# TASK TO COMPLETE:
The word "Innovation" marks the lines to find; copy every such line from the data below.

[Element data from apps and pages]
***
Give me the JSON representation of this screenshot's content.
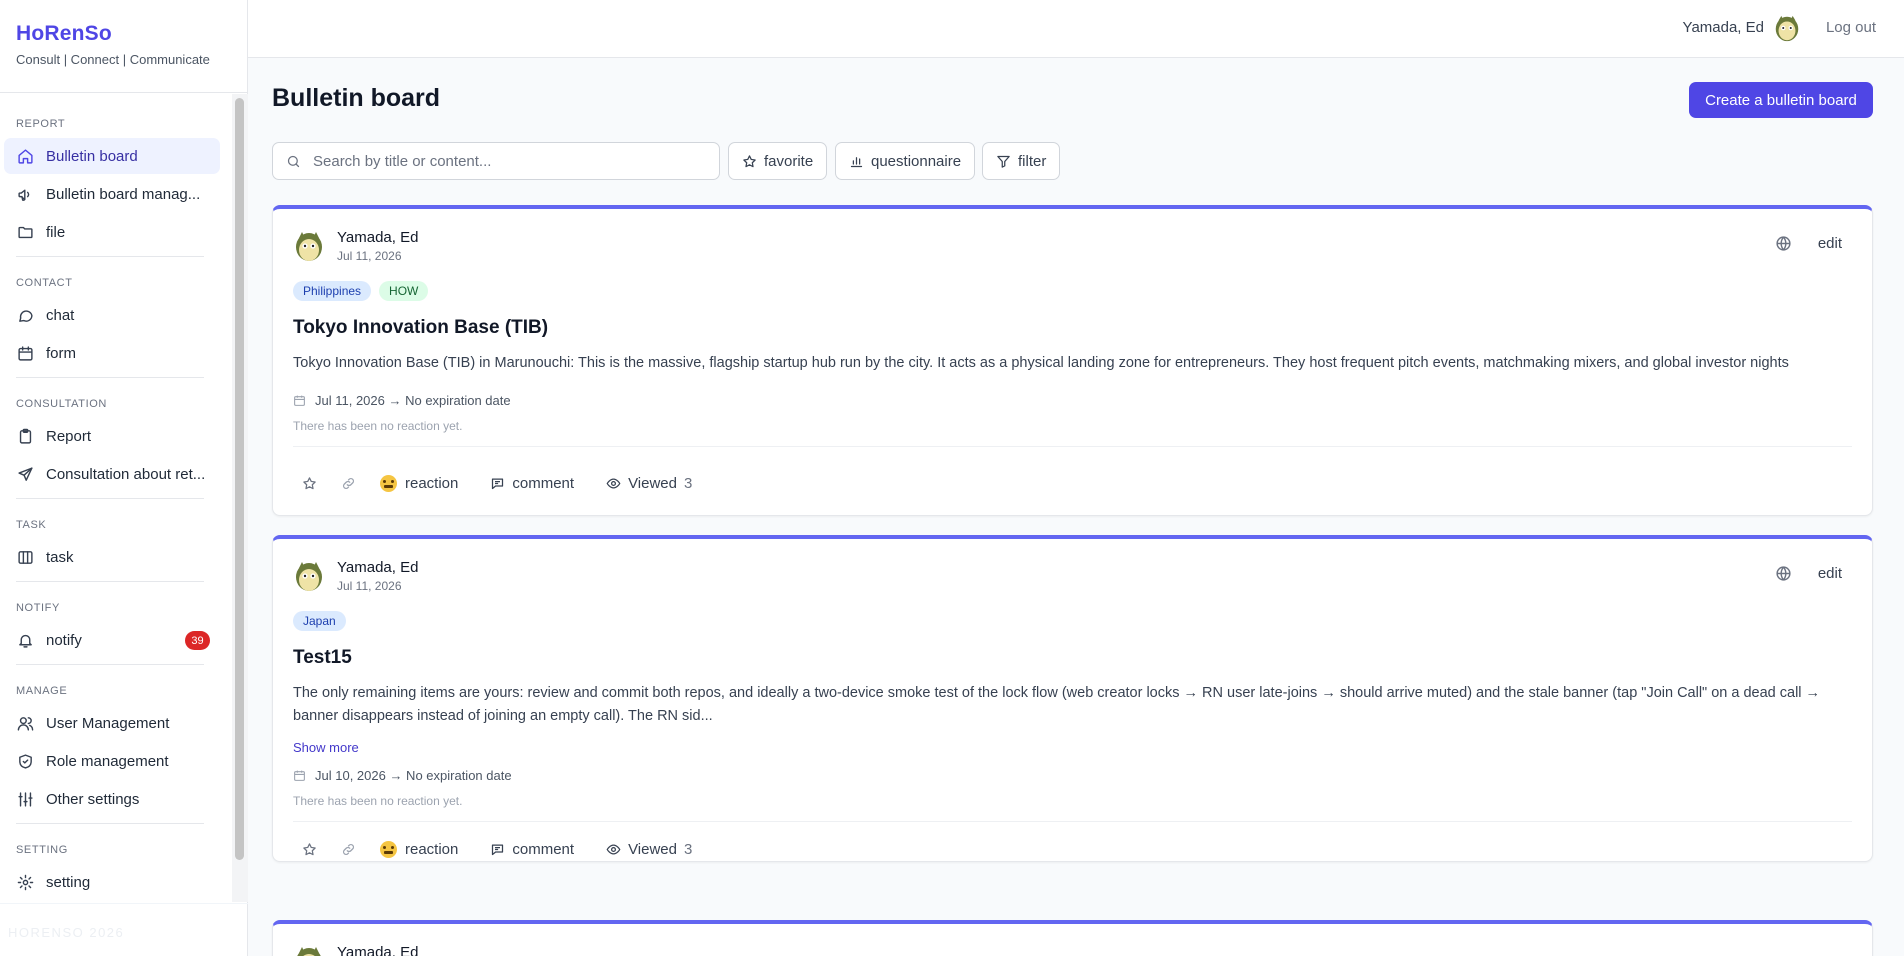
{
  "brand": {
    "title": "HoRenSo",
    "subtitle": "Consult | Connect | Communicate"
  },
  "sidebar": {
    "sections": [
      {
        "label": "REPORT",
        "items": [
          {
            "label": "Bulletin board",
            "icon": "home-icon",
            "active": true
          },
          {
            "label": "Bulletin board manag...",
            "icon": "megaphone-icon"
          },
          {
            "label": "file",
            "icon": "folder-icon"
          }
        ]
      },
      {
        "label": "CONTACT",
        "items": [
          {
            "label": "chat",
            "icon": "chat-icon"
          },
          {
            "label": "form",
            "icon": "calendar-icon"
          }
        ]
      },
      {
        "label": "CONSULTATION",
        "items": [
          {
            "label": "Report",
            "icon": "clipboard-icon"
          },
          {
            "label": "Consultation about ret...",
            "icon": "plane-icon"
          }
        ]
      },
      {
        "label": "TASK",
        "items": [
          {
            "label": "task",
            "icon": "columns-icon"
          }
        ]
      },
      {
        "label": "NOTIFY",
        "items": [
          {
            "label": "notify",
            "icon": "bell-icon",
            "badge": "39"
          }
        ]
      },
      {
        "label": "MANAGE",
        "items": [
          {
            "label": "User Management",
            "icon": "users-icon"
          },
          {
            "label": "Role management",
            "icon": "shield-icon"
          },
          {
            "label": "Other settings",
            "icon": "sliders-icon"
          }
        ]
      },
      {
        "label": "SETTING",
        "items": [
          {
            "label": "setting",
            "icon": "gear-icon"
          }
        ]
      }
    ],
    "footer": "HORENSO 2026"
  },
  "header": {
    "user_name": "Yamada, Ed",
    "logout": "Log out"
  },
  "main": {
    "title": "Bulletin board",
    "create_button": "Create a bulletin board",
    "search_placeholder": "Search by title or content...",
    "filters": {
      "favorite": "favorite",
      "questionnaire": "questionnaire",
      "filter": "filter"
    },
    "posts": [
      {
        "author": "Yamada, Ed",
        "date": "Jul 11, 2026",
        "edit": "edit",
        "tags": [
          {
            "label": "Philippines",
            "color": "blue"
          },
          {
            "label": "HOW",
            "color": "green"
          }
        ],
        "title": "Tokyo Innovation Base (TIB)",
        "body": "Tokyo Innovation Base (TIB) in Marunouchi: This is the massive, flagship startup hub run by the city. It acts as a physical landing zone for entrepreneurs. They host frequent pitch events, matchmaking mixers, and global investor nights",
        "show_more": "",
        "period": "Jul 11, 2026 → No expiration date",
        "no_reaction": "There has been no reaction yet.",
        "reaction": "reaction",
        "comment": "comment",
        "viewed": "Viewed",
        "viewed_count": "3"
      },
      {
        "author": "Yamada, Ed",
        "date": "Jul 11, 2026",
        "edit": "edit",
        "tags": [
          {
            "label": "Japan",
            "color": "blue"
          }
        ],
        "title": "Test15",
        "body": "The only remaining items are yours: review and commit both repos, and ideally a two-device smoke test of the lock flow (web creator locks → RN user late-joins → should arrive muted) and the stale banner (tap \"Join Call\" on a dead call → banner disappears instead of joining an empty call). The RN sid...",
        "show_more": "Show more",
        "period": "Jul 10, 2026 → No expiration date",
        "no_reaction": "There has been no reaction yet.",
        "reaction": "reaction",
        "comment": "comment",
        "viewed": "Viewed",
        "viewed_count": "3"
      },
      {
        "author": "Yamada, Ed"
      }
    ]
  },
  "colors": {
    "accent": "#4f46e5",
    "post_border": "#6366f1",
    "badge": "#dc2626"
  }
}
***
# RESULT:
        "title": "Tokyo Innovation Base (TIB)",
        "body": "Tokyo Innovation Base (TIB) in Marunouchi: This is the massive, flagship startup hub run by the city. It acts as a physical landing zone for entrepreneurs. They host frequent pitch events, matchmaking mixers, and global investor nights",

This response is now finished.